- Material for this exercise
+-------+

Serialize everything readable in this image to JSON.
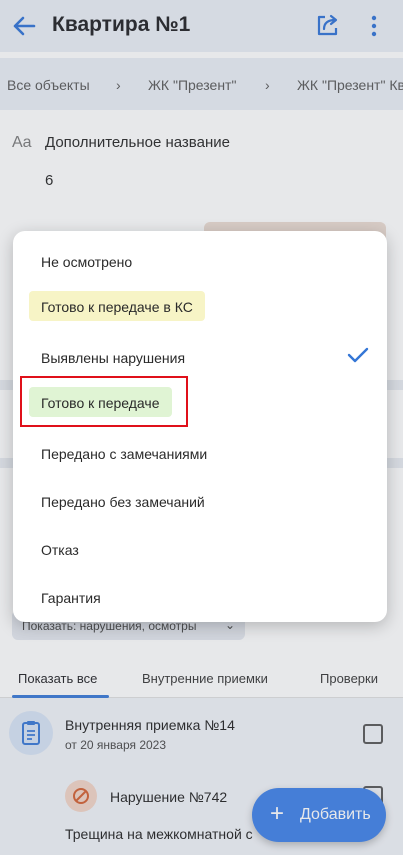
{
  "header": {
    "title": "Квартира №1"
  },
  "breadcrumbs": [
    "Все объекты",
    "ЖК \"Презент\"",
    "ЖК \"Презент\" Кв"
  ],
  "field": {
    "icon_text": "Aa",
    "label": "Дополнительное название",
    "value": "6"
  },
  "filter": {
    "label": "Показать: нарушения, осмотры"
  },
  "tabs": [
    {
      "label": "Показать все"
    },
    {
      "label": "Внутренние приемки"
    },
    {
      "label": "Проверки"
    }
  ],
  "list": {
    "item1": {
      "title": "Внутренняя приемка №14",
      "subtitle": "от 20 января 2023"
    },
    "item2": {
      "title": "Нарушение №742",
      "description": "Трещина на межкомнатной с"
    }
  },
  "fab": {
    "label": "Добавить"
  },
  "status_menu": {
    "options": [
      {
        "label": "Не осмотрено",
        "chip_color": ""
      },
      {
        "label": "Готово к передаче в КС",
        "chip_color": "#f7f4c6"
      },
      {
        "label": "Выявлены нарушения",
        "chip_color": "",
        "selected": true
      },
      {
        "label": "Готово к передаче",
        "chip_color": "#e0f4d4"
      },
      {
        "label": "Передано с замечаниями",
        "chip_color": ""
      },
      {
        "label": "Передано без замечаний",
        "chip_color": ""
      },
      {
        "label": "Отказ",
        "chip_color": ""
      },
      {
        "label": "Гарантия",
        "chip_color": ""
      }
    ]
  },
  "colors": {
    "accent": "#3a7ee8",
    "highlight_border": "#e0101a",
    "check": "#3476d6"
  },
  "icons": {
    "back": "arrow-left-icon",
    "share": "share-icon",
    "more": "more-vert-icon",
    "check": "check-icon",
    "plus": "plus-icon",
    "clipboard": "clipboard-icon",
    "violation": "prohibited-icon"
  }
}
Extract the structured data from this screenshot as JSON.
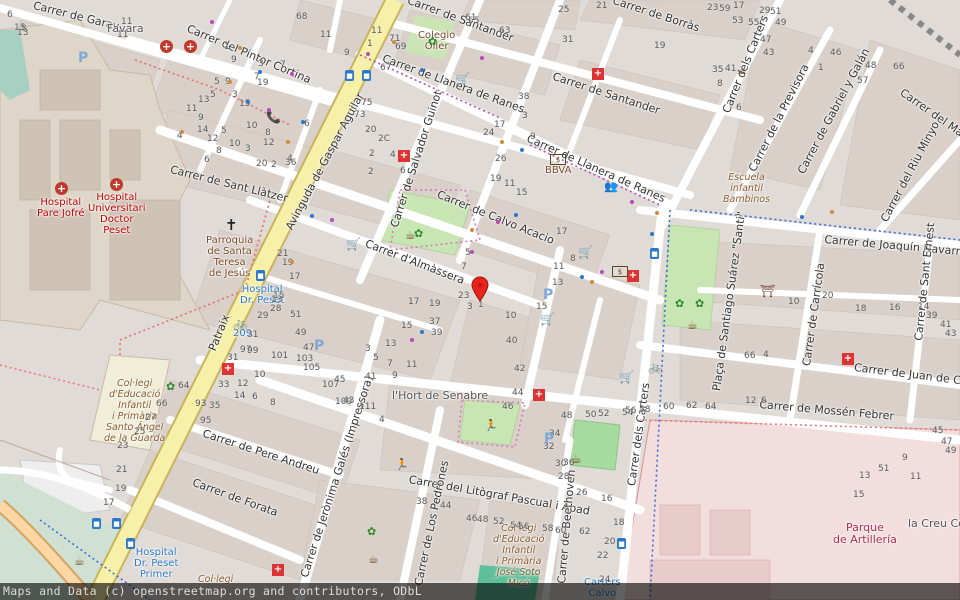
{
  "map": {
    "streets": [
      {
        "id": "garay",
        "name": "Carrer de Garay"
      },
      {
        "id": "pintor",
        "name": "Carrer del Pintor Cortina"
      },
      {
        "id": "gaspar",
        "name": "Avinguda de Gaspar Aguilar"
      },
      {
        "id": "santander1",
        "name": "Carrer de Santander"
      },
      {
        "id": "santander2",
        "name": "Carrer de Santander"
      },
      {
        "id": "borras",
        "name": "Carrer de Borràs"
      },
      {
        "id": "llanera1",
        "name": "Carrer de Llanera de Ranes"
      },
      {
        "id": "llanera2",
        "name": "Carrer de Llanera de Ranes"
      },
      {
        "id": "carters_top",
        "name": "Carrer dels Carters"
      },
      {
        "id": "previsora",
        "name": "Carrer de la Previsora"
      },
      {
        "id": "gabriel",
        "name": "Carrer de Gabriel y Galán"
      },
      {
        "id": "marques",
        "name": "Carrer del Marqu"
      },
      {
        "id": "rumiquel",
        "name": "Carrer del Riu Minyo"
      },
      {
        "id": "llatzer",
        "name": "Carrer de Sant Llàtzer"
      },
      {
        "id": "guinot",
        "name": "Carrer de Salvador Guinot"
      },
      {
        "id": "calvo",
        "name": "Carrer de Calvo Acacio"
      },
      {
        "id": "almassera",
        "name": "Carrer d'Almàssera"
      },
      {
        "id": "joaquin",
        "name": "Carrer de Joaquín Navarro"
      },
      {
        "id": "santiago",
        "name": "Plaça de Santiago Suárez \"Santi\""
      },
      {
        "id": "carricola",
        "name": "Carrer de Carrícola"
      },
      {
        "id": "sant_ernest",
        "name": "Carrer de Sant Ernest"
      },
      {
        "id": "juan",
        "name": "Carrer de Juan de Ce"
      },
      {
        "id": "mossen",
        "name": "Carrer de Mossén Febrer"
      },
      {
        "id": "carters",
        "name": "Carrer dels Carters"
      },
      {
        "id": "pere",
        "name": "Carrer de Pere Andreu"
      },
      {
        "id": "forata",
        "name": "Carrer de Forata"
      },
      {
        "id": "jeronima",
        "name": "Carrer de Jerònima Galés (Impressora)"
      },
      {
        "id": "litograf",
        "name": "Carrer del Litògraf Pascual i Abad"
      },
      {
        "id": "pedrones",
        "name": "Carrer de Los Pedrones"
      },
      {
        "id": "beethoven",
        "name": "Carrer de Beethoven"
      },
      {
        "id": "ramal",
        "name": "Patraix"
      }
    ],
    "places": [
      {
        "id": "favara",
        "text": "Favara",
        "kind": "plain"
      },
      {
        "id": "colegio_oller",
        "text": "Colegio\nOller",
        "kind": "poi"
      },
      {
        "id": "bbva",
        "text": "BBVA",
        "kind": "poi"
      },
      {
        "id": "escuela",
        "text": "Escuela\ninfantil\nBambinos",
        "kind": "school"
      },
      {
        "id": "hosp_jofre",
        "text": "Hospital\nPare Jofré",
        "kind": "hosp"
      },
      {
        "id": "hosp_peset",
        "text": "Hospital\nUniversitari\nDoctor\nPeset",
        "kind": "hosp"
      },
      {
        "id": "parroquia",
        "text": "Parroquia\nde Santa\nTeresa\nde Jesús",
        "kind": "poi"
      },
      {
        "id": "bus_peset",
        "text": "Hospital\nDr. Peset",
        "kind": "bus"
      },
      {
        "id": "bike_209",
        "text": "209",
        "kind": "bus"
      },
      {
        "id": "sant_angel",
        "text": "Col·legi\nd'Educació\nInfantil\ni Primària\nSanto Ángel\nde la Guarda",
        "kind": "school"
      },
      {
        "id": "hort",
        "text": "l'Hort de Senabre",
        "kind": "plain"
      },
      {
        "id": "soto",
        "text": "Col·legi\nd'Educació\nInfantil\ni Primària\nJosé Soto\nMicó",
        "kind": "school"
      },
      {
        "id": "bus_peset2",
        "text": "Hospital\nDr. Peset\nPrimer",
        "kind": "bus"
      },
      {
        "id": "colegi_bottom",
        "text": "Col·legi",
        "kind": "school"
      },
      {
        "id": "bus_carters",
        "text": "Carters\nCalvo",
        "kind": "bus"
      },
      {
        "id": "parque",
        "text": "Parque\nde Artillería",
        "kind": "park"
      },
      {
        "id": "creu",
        "text": "la Creu Co",
        "kind": "plain"
      }
    ],
    "house_numbers": [
      "6",
      "8",
      "11",
      "1",
      "3",
      "5",
      "9",
      "11",
      "69",
      "65",
      "63",
      "61",
      "59",
      "55",
      "53",
      "51",
      "49",
      "47",
      "43",
      "41",
      "35",
      "29",
      "17",
      "23",
      "25",
      "21",
      "31",
      "19",
      "8",
      "6",
      "4",
      "1",
      "46",
      "48",
      "57",
      "66",
      "68",
      "11",
      "9",
      "7",
      "19",
      "15",
      "13",
      "11",
      "9",
      "5",
      "3",
      "20",
      "36",
      "75",
      "73",
      "71",
      "67",
      "38",
      "17",
      "24",
      "26",
      "19",
      "14",
      "12",
      "10",
      "8",
      "6",
      "4",
      "2",
      "6",
      "4",
      "2",
      "12",
      "10",
      "8",
      "6",
      "4",
      "2",
      "20",
      "2C",
      "3",
      "9",
      "11",
      "15",
      "17",
      "8",
      "11",
      "13",
      "15",
      "10",
      "1",
      "3",
      "5",
      "7",
      "23",
      "21",
      "19",
      "17",
      "15",
      "13",
      "28",
      "29",
      "31",
      "31",
      "33",
      "35",
      "93",
      "95",
      "97",
      "99",
      "101",
      "103",
      "105",
      "107",
      "109",
      "111",
      "4",
      "6",
      "8",
      "10",
      "12",
      "14",
      "3",
      "5",
      "7",
      "9",
      "11",
      "13",
      "15",
      "17",
      "19",
      "37",
      "39",
      "41",
      "43",
      "45",
      "47",
      "49",
      "51",
      "40",
      "42",
      "44",
      "46",
      "48",
      "50",
      "52",
      "54",
      "56",
      "58",
      "60",
      "62",
      "64",
      "66",
      "4",
      "6",
      "12",
      "10",
      "20",
      "18",
      "16",
      "14",
      "39",
      "41",
      "43",
      "45",
      "47",
      "49",
      "51",
      "9",
      "11",
      "13",
      "15",
      "16",
      "18",
      "20",
      "22",
      "24",
      "26",
      "28",
      "30",
      "32",
      "34",
      "36",
      "38",
      "44",
      "46",
      "48",
      "52",
      "54",
      "56",
      "58",
      "60",
      "62",
      "64",
      "66",
      "27",
      "25",
      "23",
      "21",
      "19",
      "17",
      "15",
      "13",
      "11",
      "9",
      "7",
      "5",
      "3",
      "1"
    ],
    "attribution": "Maps and Data (c) openstreetmap.org and contributors, ODbL"
  }
}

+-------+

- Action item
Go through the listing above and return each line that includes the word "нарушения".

- Response area
    "label": "Показать: нарушения, осмотры"
        "label": "Выявлены нарушения",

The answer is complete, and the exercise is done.